(Records from a dataset)

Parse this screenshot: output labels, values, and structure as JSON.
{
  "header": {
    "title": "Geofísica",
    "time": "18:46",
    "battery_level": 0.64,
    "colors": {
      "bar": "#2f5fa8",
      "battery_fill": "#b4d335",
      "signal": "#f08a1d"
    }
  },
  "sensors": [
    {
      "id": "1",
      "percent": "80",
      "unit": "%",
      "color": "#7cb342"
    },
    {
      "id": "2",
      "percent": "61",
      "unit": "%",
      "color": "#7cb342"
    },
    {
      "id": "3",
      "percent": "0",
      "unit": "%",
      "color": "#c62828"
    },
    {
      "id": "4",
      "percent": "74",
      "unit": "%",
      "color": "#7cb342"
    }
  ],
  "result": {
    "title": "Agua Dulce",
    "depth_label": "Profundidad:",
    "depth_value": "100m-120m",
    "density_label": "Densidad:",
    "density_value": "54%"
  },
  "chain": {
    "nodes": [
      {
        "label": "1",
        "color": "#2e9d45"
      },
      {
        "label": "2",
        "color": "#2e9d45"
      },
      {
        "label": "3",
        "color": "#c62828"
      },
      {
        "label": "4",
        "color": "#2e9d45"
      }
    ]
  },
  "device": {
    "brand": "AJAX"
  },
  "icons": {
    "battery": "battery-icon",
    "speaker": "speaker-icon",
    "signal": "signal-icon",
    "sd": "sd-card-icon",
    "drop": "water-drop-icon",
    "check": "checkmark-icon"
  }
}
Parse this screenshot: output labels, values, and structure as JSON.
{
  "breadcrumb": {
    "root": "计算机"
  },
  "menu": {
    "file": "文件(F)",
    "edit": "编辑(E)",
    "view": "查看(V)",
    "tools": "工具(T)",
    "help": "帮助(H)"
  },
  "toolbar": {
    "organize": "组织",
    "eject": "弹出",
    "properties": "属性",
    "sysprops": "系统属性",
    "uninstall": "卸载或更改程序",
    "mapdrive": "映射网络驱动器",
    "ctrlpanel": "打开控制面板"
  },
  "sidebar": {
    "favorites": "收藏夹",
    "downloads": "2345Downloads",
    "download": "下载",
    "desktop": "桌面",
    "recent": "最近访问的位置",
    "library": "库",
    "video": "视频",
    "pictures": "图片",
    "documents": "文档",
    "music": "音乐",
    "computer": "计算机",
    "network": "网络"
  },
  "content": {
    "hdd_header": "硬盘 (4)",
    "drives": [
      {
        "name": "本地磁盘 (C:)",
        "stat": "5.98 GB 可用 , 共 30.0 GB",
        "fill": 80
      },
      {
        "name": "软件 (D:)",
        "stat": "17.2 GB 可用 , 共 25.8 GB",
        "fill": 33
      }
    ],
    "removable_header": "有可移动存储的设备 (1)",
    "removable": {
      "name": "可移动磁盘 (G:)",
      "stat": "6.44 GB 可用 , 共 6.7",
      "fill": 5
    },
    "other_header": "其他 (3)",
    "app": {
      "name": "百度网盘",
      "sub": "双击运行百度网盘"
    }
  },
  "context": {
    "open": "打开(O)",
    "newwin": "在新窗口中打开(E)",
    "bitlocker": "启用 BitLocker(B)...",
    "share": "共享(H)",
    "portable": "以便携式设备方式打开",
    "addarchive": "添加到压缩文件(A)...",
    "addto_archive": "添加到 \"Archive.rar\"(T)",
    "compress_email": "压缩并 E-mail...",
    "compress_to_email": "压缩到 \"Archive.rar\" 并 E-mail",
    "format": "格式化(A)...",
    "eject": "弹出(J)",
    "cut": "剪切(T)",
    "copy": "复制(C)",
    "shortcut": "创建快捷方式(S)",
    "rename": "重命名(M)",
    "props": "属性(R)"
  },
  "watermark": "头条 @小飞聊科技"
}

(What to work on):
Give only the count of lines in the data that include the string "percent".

(Task answer):
4